(Excerpts from a dataset)
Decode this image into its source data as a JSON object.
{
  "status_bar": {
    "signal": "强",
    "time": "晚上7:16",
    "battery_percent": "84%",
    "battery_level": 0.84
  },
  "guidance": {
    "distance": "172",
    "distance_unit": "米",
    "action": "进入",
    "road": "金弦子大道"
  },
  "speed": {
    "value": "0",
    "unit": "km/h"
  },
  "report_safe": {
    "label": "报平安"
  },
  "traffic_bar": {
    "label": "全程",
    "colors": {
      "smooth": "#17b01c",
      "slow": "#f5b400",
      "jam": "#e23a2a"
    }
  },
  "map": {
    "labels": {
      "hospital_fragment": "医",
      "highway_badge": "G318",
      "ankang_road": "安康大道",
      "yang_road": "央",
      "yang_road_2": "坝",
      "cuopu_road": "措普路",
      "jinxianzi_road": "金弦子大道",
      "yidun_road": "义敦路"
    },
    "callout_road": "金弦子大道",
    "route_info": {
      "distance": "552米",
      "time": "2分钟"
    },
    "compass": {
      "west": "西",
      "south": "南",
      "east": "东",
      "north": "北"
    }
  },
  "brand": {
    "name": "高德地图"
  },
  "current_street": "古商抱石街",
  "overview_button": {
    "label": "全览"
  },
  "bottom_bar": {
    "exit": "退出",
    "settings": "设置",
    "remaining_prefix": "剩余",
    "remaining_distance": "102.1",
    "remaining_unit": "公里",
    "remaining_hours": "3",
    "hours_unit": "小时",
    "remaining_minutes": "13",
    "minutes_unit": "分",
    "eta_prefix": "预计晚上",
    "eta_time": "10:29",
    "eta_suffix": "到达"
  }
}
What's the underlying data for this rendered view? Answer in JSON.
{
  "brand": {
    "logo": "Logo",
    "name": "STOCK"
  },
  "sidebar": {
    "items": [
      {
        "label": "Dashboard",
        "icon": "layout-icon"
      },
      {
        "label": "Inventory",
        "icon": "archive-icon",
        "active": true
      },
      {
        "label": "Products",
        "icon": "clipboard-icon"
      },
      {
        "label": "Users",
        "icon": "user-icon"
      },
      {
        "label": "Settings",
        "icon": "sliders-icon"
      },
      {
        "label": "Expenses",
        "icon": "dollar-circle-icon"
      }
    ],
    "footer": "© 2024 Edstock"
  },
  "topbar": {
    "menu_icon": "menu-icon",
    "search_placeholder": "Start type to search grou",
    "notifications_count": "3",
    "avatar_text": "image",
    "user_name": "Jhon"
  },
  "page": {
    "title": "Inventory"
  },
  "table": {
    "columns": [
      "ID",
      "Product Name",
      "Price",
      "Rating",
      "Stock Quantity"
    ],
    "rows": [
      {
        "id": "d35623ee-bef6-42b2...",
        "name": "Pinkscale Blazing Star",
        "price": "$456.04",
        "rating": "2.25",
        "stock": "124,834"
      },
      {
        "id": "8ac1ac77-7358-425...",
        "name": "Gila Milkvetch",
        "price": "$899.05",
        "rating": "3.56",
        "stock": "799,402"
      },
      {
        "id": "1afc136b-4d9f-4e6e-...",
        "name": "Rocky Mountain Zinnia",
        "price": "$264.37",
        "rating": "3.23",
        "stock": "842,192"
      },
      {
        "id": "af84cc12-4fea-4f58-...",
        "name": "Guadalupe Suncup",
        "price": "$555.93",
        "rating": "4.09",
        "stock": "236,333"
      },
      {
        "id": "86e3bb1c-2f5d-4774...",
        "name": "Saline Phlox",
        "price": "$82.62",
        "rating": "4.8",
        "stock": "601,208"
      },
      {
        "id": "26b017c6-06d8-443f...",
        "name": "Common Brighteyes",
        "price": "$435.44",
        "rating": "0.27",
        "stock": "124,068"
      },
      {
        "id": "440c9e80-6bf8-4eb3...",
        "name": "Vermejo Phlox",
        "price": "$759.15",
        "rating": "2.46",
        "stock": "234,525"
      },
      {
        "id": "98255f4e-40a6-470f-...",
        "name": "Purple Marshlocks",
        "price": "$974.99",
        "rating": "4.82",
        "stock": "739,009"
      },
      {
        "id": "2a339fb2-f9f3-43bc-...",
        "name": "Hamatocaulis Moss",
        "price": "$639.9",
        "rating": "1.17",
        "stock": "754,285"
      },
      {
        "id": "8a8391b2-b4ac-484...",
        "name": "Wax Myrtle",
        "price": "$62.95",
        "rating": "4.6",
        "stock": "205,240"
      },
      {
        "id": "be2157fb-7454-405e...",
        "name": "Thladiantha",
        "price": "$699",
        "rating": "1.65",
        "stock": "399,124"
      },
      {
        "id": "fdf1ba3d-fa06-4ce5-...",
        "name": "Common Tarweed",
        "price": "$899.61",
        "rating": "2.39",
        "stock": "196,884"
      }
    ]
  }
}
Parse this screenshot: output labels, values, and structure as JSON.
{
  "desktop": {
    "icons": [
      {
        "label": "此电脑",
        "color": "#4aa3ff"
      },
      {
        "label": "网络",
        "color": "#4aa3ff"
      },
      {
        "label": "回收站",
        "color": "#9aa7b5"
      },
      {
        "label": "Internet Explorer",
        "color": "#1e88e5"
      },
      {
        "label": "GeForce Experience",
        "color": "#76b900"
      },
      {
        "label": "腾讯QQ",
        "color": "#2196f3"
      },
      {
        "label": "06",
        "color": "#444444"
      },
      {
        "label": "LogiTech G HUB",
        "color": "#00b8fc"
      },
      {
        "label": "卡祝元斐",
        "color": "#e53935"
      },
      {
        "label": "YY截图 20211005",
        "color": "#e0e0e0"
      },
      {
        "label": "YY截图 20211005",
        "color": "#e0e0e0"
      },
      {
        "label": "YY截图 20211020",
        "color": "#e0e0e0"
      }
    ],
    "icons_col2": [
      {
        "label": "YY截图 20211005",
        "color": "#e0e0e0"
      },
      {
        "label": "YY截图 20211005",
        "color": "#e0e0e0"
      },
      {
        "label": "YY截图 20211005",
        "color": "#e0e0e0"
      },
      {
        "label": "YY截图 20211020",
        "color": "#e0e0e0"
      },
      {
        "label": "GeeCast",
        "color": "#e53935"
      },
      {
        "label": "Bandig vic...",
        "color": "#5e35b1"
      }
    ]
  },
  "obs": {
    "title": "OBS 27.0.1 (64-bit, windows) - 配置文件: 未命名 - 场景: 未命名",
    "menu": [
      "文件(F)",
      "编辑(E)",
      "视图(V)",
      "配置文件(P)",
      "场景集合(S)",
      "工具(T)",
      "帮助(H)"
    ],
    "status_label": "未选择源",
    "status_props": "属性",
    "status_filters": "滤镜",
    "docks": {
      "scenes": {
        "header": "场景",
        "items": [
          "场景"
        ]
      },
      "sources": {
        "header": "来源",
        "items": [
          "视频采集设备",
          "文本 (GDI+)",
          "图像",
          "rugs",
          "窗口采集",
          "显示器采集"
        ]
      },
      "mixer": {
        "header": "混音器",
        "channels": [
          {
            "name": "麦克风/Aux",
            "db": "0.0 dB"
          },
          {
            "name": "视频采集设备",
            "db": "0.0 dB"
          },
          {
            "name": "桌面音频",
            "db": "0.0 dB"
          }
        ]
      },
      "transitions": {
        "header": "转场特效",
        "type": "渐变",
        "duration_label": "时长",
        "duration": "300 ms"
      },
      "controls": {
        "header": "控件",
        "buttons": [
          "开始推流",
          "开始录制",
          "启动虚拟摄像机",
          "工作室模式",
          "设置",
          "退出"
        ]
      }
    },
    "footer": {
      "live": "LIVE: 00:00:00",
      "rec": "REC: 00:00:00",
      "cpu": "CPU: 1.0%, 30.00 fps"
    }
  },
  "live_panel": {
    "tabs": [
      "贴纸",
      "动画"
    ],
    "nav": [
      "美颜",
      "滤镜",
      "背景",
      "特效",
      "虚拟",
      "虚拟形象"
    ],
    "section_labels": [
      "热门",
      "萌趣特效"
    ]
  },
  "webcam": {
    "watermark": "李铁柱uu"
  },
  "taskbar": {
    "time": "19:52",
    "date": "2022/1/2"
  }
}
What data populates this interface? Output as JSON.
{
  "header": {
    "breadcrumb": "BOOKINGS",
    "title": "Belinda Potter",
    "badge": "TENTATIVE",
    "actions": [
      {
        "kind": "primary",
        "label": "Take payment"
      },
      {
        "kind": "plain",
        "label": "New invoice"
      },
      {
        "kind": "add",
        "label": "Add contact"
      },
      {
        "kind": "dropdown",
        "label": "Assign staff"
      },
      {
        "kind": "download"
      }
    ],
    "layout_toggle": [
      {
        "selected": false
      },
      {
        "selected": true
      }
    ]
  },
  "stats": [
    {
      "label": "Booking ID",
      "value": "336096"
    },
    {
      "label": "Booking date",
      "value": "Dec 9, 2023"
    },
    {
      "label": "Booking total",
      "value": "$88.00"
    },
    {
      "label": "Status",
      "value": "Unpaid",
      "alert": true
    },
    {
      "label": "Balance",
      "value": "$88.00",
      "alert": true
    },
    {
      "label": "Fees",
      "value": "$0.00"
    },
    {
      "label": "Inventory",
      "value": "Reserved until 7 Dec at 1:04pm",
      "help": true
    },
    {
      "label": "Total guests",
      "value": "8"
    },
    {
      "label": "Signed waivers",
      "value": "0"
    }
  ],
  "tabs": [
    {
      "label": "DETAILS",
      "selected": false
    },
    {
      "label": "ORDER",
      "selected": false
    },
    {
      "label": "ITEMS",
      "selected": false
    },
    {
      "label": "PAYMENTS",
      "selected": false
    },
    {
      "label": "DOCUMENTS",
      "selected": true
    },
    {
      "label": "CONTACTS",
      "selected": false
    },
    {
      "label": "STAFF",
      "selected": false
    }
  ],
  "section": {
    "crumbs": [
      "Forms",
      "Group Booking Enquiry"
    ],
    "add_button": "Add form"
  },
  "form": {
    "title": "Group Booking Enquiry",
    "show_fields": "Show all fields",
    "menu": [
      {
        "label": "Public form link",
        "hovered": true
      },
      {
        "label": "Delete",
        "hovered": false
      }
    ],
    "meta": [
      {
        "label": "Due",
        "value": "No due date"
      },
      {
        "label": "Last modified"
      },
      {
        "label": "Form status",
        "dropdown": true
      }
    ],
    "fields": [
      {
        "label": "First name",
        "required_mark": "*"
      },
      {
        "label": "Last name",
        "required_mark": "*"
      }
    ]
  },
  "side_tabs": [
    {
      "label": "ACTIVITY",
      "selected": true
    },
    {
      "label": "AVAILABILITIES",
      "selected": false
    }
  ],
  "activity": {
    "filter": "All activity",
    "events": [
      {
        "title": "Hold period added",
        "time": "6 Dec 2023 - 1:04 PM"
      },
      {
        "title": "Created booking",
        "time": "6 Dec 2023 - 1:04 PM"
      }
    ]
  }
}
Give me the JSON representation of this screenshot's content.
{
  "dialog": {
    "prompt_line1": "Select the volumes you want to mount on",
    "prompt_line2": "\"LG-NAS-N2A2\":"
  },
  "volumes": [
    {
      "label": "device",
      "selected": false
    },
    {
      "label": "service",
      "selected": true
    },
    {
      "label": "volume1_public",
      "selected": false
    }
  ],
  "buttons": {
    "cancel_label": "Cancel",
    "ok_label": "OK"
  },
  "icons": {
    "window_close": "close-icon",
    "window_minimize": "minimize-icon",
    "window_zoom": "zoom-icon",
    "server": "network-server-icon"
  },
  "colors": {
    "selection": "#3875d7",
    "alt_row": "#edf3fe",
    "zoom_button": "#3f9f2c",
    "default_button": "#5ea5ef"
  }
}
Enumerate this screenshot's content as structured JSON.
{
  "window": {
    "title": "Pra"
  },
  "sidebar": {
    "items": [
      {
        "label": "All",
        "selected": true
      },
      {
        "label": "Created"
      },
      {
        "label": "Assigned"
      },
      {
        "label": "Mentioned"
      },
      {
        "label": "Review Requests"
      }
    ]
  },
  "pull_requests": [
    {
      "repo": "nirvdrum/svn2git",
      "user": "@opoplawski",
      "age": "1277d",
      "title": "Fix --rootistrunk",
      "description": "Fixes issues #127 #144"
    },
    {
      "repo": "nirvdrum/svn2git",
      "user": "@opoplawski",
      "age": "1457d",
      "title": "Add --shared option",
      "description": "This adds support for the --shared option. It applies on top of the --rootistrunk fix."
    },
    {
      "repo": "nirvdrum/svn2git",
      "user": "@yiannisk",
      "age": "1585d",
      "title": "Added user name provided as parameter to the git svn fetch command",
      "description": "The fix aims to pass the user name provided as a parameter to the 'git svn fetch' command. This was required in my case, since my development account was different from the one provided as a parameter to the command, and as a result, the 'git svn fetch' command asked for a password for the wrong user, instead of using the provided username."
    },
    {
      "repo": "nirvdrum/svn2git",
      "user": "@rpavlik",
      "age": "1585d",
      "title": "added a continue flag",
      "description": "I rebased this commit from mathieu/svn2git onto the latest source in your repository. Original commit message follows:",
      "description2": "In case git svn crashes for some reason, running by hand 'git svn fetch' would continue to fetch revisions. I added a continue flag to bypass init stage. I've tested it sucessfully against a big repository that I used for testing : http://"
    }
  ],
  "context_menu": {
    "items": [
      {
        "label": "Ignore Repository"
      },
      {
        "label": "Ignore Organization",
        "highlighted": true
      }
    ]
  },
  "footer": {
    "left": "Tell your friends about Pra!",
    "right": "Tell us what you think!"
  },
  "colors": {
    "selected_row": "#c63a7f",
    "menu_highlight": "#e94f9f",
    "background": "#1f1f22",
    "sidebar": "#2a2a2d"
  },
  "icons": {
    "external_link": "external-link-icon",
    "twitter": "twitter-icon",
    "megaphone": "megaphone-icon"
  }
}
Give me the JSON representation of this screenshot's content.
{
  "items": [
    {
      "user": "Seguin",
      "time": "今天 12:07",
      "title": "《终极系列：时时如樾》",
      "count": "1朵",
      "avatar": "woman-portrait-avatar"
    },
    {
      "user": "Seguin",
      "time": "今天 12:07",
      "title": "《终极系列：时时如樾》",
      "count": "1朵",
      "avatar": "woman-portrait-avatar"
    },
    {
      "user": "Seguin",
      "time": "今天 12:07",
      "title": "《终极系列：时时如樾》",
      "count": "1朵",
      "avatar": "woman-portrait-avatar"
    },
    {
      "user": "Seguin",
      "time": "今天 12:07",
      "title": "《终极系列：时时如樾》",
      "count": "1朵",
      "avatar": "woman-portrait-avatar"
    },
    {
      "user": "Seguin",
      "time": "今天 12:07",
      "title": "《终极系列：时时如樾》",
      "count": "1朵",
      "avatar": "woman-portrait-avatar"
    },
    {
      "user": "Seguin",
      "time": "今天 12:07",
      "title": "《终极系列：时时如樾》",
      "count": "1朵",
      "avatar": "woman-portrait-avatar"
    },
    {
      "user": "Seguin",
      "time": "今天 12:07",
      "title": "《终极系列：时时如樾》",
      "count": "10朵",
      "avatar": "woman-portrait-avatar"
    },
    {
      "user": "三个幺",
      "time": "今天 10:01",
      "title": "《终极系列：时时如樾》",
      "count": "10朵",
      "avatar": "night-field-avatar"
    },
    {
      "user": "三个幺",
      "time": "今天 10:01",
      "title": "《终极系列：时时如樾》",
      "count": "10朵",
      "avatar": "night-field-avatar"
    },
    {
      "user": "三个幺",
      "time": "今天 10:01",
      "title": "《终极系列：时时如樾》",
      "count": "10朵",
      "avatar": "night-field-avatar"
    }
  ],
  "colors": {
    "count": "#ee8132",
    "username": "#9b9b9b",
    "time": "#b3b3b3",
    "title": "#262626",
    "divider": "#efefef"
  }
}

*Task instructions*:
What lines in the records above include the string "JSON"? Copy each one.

*Expected output*:
Decode this image into its source data as a JSON object.
What's the underlying data for this rendered view? Answer in JSON.
Parse this screenshot: output labels, values, and structure as JSON.
What data populates this interface? Output as JSON.
Give me the JSON representation of this screenshot's content.
Enumerate this screenshot's content as structured JSON.
Give me the JSON representation of this screenshot's content.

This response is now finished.